------ Records provided ------
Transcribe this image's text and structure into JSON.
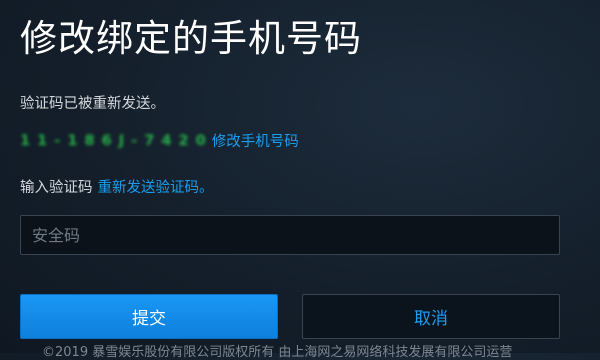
{
  "page": {
    "title": "修改绑定的手机号码",
    "resent_message": "验证码已被重新发送。",
    "phone_number": "1 1 - 1 8 6 J - 7 4 2 0",
    "change_phone_link": "修改手机号码",
    "code_label": "输入验证码",
    "resend_link": "重新发送验证码。",
    "code_input": {
      "value": "",
      "placeholder": "安全码"
    },
    "submit_label": "提交",
    "cancel_label": "取消",
    "footer": "©2019 暴雪娱乐股份有限公司版权所有 由上海网之易网络科技发展有限公司运营"
  },
  "colors": {
    "background": "#141f2b",
    "link": "#1a9ef0",
    "primary_button": "#148eff",
    "phone_masked": "#29b34a"
  }
}
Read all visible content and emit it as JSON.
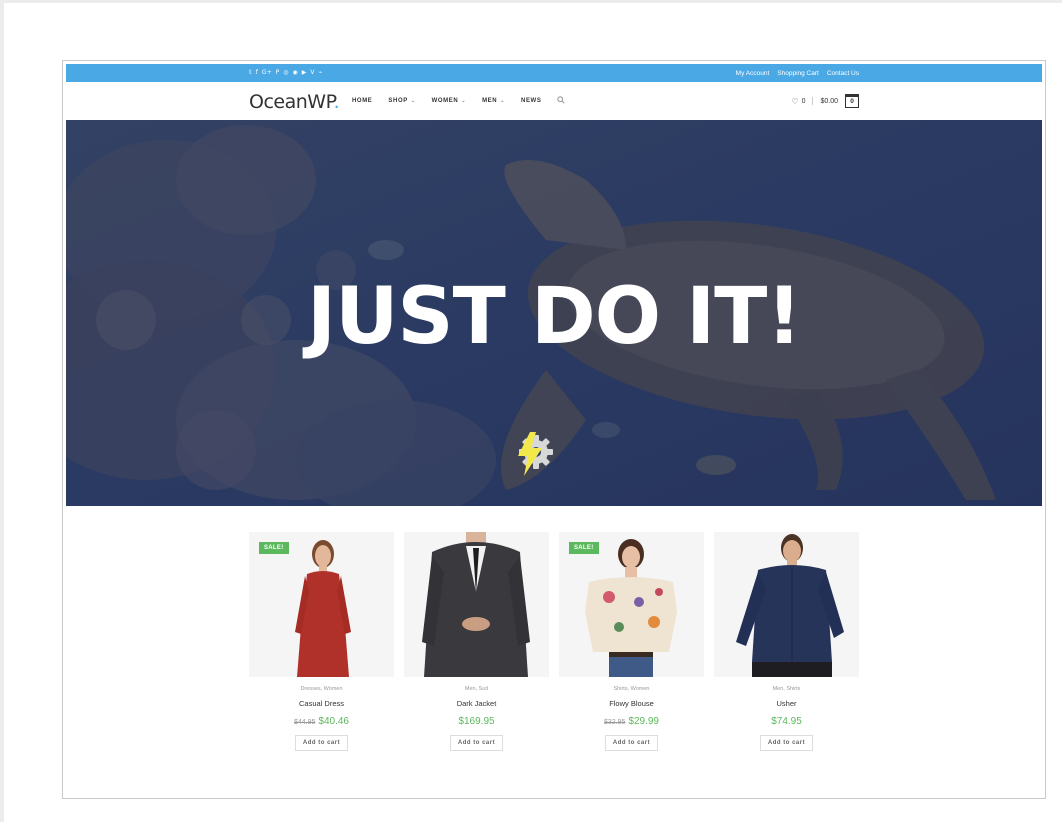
{
  "topbar": {
    "social_icons": [
      "twitter-icon",
      "facebook-icon",
      "google-plus-icon",
      "pinterest-icon",
      "dribbble-icon",
      "instagram-icon",
      "youtube-icon",
      "vimeo-icon",
      "rss-icon"
    ],
    "social_glyphs": [
      "𝕥",
      "f",
      "G+",
      "P",
      "◎",
      "◉",
      "▶",
      "V",
      "⌁"
    ],
    "links": [
      "My Account",
      "Shopping Cart",
      "Contact Us"
    ],
    "color": "#4aa8e5"
  },
  "header": {
    "logo": "OceanWP",
    "logo_dot": ".",
    "nav": [
      {
        "label": "HOME",
        "dropdown": false
      },
      {
        "label": "SHOP",
        "dropdown": true
      },
      {
        "label": "WOMEN",
        "dropdown": true
      },
      {
        "label": "MEN",
        "dropdown": true
      },
      {
        "label": "NEWS",
        "dropdown": false
      }
    ],
    "wishlist_count": "0",
    "cart_total": "$0.00",
    "cart_count": "0"
  },
  "hero": {
    "title": "JUST DO IT!",
    "overlay_color": "#2f3f66"
  },
  "products": [
    {
      "sale": "SALE!",
      "categories": "Dresses, Women",
      "name": "Casual Dress",
      "old_price": "$44.95",
      "price": "$40.46",
      "button": "Add to cart",
      "image": "red-dress-model"
    },
    {
      "sale": "",
      "categories": "Men, Suit",
      "name": "Dark Jacket",
      "old_price": "",
      "price": "$169.95",
      "button": "Add to cart",
      "image": "dark-suit-model"
    },
    {
      "sale": "SALE!",
      "categories": "Shirts, Women",
      "name": "Flowy Blouse",
      "old_price": "$32.95",
      "price": "$29.99",
      "button": "Add to cart",
      "image": "floral-blouse-model"
    },
    {
      "sale": "",
      "categories": "Men, Shirts",
      "name": "Usher",
      "old_price": "",
      "price": "$74.95",
      "button": "Add to cart",
      "image": "navy-shirt-model"
    }
  ],
  "colors": {
    "sale": "#5cb85c",
    "price": "#5cb85c",
    "accent": "#4aa8e5"
  }
}
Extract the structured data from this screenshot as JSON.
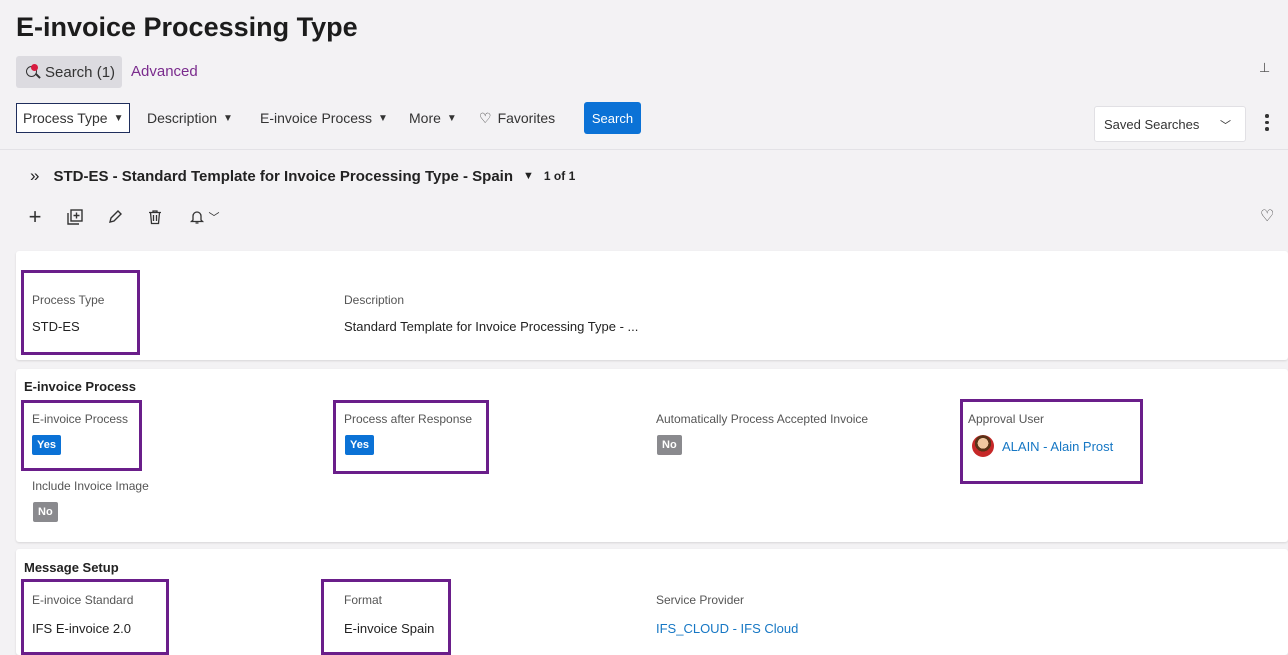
{
  "page": {
    "title": "E-invoice Processing Type"
  },
  "search_tabs": {
    "search_label": "Search (1)",
    "advanced_label": "Advanced"
  },
  "filters": {
    "items": [
      "Process Type",
      "Description",
      "E-invoice Process",
      "More"
    ],
    "favorites_label": "Favorites",
    "search_button": "Search",
    "saved_searches": "Saved Searches"
  },
  "record": {
    "title": "STD-ES - Standard Template for Invoice Processing Type - Spain",
    "count": "1 of 1"
  },
  "header_card": {
    "process_type_label": "Process Type",
    "process_type_value": "STD-ES",
    "description_label": "Description",
    "description_value": "Standard Template for Invoice Processing Type - ..."
  },
  "einvoice_section": {
    "title": "E-invoice Process",
    "einvoice_process_label": "E-invoice Process",
    "einvoice_process_value": "Yes",
    "process_after_response_label": "Process after Response",
    "process_after_response_value": "Yes",
    "auto_process_label": "Automatically Process Accepted Invoice",
    "auto_process_value": "No",
    "approval_user_label": "Approval User",
    "approval_user_value": "ALAIN - Alain Prost",
    "include_image_label": "Include Invoice Image",
    "include_image_value": "No"
  },
  "message_section": {
    "title": "Message Setup",
    "standard_label": "E-invoice Standard",
    "standard_value": "IFS E-invoice 2.0",
    "format_label": "Format",
    "format_value": "E-invoice Spain",
    "provider_label": "Service Provider",
    "provider_value": "IFS_CLOUD - IFS Cloud"
  },
  "colors": {
    "accent": "#0b72d6",
    "highlight": "#6a1e8a",
    "link": "#1677c4",
    "no_badge": "#8a8a8e"
  }
}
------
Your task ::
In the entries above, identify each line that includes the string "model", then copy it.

Exercise solution ::
      "image": "red-dress-model"
      "image": "dark-suit-model"
      "image": "floral-blouse-model"
      "image": "navy-shirt-model"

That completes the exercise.